*** Begin section ***

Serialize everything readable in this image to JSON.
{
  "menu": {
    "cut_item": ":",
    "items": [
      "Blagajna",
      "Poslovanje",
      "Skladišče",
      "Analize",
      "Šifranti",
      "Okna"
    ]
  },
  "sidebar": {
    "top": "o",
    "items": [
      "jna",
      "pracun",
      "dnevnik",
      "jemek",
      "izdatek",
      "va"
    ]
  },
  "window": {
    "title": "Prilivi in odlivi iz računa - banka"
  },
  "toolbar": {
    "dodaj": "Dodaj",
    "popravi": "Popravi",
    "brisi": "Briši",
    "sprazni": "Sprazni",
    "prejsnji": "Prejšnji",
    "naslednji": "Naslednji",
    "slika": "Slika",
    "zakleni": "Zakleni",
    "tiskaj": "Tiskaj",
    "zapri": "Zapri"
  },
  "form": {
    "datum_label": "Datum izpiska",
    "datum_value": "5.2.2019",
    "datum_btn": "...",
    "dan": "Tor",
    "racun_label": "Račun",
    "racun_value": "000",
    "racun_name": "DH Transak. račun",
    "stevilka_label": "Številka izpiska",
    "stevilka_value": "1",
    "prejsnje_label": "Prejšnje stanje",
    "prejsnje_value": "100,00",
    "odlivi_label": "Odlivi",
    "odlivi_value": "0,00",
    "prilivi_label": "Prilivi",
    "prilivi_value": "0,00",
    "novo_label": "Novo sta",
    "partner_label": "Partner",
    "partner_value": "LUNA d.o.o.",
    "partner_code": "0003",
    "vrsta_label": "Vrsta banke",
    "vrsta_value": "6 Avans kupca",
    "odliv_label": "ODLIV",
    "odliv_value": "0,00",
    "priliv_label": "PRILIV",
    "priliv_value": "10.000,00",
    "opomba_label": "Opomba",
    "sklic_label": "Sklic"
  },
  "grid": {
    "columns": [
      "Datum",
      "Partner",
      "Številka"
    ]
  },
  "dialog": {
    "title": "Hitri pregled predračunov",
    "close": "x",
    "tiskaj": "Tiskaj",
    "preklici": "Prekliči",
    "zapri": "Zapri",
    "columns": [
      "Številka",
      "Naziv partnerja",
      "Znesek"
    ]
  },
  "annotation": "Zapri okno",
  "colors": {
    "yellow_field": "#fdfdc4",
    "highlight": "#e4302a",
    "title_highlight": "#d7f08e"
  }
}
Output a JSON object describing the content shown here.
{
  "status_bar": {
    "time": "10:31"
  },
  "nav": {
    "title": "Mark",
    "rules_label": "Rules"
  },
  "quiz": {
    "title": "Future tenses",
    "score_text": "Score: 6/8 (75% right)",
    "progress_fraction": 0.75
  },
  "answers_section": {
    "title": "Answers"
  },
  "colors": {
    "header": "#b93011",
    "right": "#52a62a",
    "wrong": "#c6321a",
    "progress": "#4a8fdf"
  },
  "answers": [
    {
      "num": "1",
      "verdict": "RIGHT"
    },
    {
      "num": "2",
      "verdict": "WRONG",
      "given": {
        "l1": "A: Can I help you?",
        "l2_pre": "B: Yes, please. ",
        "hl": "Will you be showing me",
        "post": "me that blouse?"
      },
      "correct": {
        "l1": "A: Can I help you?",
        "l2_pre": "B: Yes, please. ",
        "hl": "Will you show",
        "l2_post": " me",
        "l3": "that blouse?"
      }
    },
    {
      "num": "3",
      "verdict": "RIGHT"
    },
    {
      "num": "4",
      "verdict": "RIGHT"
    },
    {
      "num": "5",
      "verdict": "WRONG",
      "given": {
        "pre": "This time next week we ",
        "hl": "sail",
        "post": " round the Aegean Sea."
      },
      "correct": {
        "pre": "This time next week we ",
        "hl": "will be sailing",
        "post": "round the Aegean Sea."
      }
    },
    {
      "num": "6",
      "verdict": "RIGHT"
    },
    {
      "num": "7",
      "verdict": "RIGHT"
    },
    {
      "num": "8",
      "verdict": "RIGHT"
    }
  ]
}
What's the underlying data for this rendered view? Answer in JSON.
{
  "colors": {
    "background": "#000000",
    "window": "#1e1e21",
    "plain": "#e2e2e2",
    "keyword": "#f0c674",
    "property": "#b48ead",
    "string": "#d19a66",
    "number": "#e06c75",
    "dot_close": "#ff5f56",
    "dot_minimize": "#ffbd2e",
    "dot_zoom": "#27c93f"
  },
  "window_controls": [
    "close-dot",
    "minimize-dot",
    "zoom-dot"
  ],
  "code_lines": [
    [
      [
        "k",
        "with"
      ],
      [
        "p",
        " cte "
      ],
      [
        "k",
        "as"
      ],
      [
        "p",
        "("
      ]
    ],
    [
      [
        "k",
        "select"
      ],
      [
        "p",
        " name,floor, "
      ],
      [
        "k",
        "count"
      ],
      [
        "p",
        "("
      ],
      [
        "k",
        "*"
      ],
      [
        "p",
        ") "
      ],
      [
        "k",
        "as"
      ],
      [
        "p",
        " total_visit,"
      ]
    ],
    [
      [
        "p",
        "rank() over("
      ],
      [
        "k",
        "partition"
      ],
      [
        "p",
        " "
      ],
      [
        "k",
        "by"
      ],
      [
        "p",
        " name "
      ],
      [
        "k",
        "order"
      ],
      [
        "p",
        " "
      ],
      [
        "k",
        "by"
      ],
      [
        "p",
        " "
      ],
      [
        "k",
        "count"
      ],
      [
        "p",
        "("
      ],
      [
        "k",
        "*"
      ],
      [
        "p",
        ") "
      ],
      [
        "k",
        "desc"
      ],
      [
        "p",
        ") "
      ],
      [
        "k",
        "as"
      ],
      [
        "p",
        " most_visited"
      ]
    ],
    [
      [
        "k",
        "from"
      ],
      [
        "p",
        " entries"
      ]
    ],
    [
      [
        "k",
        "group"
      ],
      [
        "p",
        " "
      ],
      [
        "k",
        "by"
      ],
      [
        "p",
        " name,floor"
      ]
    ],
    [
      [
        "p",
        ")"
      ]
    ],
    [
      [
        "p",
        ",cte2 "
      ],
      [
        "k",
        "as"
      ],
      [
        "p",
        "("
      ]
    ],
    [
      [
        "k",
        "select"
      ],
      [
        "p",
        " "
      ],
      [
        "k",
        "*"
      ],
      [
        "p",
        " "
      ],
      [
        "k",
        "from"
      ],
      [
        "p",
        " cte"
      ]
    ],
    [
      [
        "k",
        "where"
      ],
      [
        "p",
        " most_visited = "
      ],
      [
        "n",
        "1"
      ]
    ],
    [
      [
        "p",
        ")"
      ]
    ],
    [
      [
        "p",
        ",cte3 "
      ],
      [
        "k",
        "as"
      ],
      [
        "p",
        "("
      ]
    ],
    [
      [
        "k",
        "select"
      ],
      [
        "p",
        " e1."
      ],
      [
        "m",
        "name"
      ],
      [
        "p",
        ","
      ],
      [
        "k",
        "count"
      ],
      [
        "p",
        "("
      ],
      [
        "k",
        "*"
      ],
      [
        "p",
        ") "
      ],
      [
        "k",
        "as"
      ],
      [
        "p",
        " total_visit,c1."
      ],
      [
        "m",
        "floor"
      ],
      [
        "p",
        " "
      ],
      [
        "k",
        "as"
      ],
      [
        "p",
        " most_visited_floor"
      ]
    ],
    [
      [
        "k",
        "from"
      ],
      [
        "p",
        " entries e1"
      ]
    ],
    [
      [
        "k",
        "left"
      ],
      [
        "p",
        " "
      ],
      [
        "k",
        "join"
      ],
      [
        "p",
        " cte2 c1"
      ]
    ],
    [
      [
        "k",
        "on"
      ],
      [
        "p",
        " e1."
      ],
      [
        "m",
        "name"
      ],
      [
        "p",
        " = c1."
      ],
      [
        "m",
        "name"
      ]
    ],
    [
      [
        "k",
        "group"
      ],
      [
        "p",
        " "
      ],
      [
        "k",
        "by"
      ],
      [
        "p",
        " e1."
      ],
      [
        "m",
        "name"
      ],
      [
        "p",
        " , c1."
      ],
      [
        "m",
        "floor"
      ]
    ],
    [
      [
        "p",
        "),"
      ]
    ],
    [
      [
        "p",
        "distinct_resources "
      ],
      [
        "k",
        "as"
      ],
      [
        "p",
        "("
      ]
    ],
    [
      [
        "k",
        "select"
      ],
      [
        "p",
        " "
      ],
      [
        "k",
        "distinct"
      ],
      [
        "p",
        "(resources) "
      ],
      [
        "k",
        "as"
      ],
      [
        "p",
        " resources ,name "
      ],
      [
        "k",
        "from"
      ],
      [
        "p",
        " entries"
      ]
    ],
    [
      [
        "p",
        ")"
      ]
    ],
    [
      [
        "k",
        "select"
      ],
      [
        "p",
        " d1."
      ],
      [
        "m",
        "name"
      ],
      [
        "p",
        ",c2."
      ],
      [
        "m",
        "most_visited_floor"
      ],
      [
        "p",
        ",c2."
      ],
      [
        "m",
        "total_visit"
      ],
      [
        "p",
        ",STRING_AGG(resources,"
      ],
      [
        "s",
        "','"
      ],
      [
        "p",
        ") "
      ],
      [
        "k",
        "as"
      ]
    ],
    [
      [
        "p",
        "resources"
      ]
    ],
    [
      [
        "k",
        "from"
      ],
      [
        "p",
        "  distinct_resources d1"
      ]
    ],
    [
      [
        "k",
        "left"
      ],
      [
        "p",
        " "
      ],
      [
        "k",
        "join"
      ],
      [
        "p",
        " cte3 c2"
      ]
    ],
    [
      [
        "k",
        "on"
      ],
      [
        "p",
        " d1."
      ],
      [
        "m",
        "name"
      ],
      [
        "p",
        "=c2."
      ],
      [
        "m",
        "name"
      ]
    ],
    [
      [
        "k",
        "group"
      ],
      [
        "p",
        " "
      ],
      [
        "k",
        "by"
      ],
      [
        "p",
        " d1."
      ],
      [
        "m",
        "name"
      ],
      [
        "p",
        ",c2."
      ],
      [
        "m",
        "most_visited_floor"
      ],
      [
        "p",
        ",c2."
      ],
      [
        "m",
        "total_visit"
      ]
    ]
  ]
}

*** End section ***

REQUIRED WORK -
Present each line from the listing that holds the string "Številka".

REPLY -
    "stevilka_label": "Številka izpiska",
      "Številka"
      "Številka",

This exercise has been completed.